» The records
::::

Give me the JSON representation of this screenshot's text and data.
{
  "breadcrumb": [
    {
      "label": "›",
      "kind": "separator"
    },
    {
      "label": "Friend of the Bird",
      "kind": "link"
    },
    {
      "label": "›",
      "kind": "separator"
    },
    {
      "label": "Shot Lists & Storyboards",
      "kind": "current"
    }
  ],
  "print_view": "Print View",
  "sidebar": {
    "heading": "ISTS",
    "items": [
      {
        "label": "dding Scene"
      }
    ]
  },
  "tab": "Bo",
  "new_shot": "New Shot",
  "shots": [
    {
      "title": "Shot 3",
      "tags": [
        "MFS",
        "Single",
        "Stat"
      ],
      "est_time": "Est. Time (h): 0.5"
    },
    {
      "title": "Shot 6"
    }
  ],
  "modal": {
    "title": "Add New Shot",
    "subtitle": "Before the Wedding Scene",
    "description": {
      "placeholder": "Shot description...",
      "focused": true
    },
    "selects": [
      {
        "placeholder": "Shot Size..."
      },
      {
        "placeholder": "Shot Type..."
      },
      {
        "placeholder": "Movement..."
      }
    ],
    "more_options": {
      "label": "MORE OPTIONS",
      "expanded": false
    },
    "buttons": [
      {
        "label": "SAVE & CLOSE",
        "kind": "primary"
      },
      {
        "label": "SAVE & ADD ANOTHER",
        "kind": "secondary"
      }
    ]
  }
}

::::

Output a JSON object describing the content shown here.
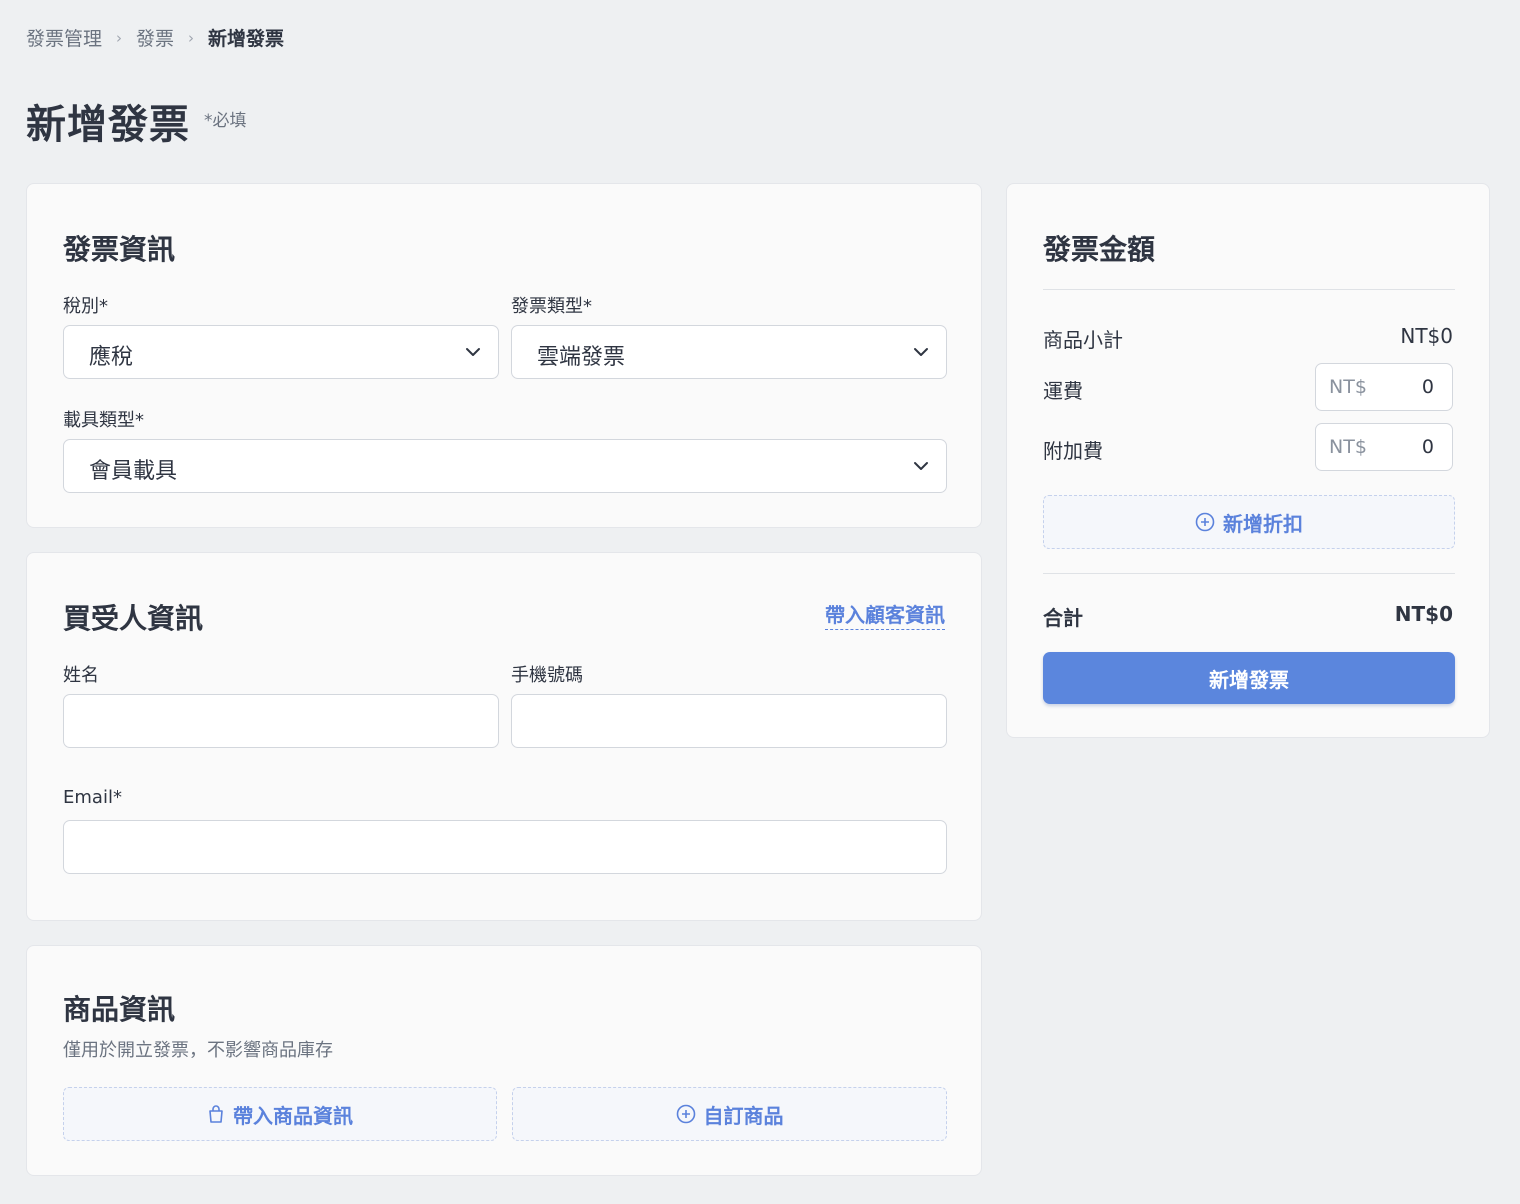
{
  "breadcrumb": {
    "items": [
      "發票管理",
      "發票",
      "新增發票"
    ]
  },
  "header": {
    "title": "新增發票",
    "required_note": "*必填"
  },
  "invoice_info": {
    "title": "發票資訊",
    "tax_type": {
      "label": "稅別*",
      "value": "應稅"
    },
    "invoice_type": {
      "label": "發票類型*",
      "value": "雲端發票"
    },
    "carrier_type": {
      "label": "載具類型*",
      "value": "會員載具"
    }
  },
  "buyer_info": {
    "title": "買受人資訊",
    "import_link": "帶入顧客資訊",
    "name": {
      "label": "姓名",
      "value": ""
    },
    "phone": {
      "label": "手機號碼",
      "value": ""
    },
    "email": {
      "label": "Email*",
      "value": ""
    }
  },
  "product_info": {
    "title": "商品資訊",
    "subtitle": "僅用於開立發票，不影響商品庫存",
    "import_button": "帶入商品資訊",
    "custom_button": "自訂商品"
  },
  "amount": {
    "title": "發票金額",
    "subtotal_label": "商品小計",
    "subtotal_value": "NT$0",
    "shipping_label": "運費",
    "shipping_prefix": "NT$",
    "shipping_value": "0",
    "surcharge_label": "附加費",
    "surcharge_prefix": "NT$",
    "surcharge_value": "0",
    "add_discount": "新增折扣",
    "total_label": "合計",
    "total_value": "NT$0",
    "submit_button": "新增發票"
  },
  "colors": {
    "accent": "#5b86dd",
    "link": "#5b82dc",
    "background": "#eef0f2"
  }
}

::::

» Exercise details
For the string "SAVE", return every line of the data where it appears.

» Solved problem
        "label": "SAVE & CLOSE",
        "label": "SAVE & ADD ANOTHER",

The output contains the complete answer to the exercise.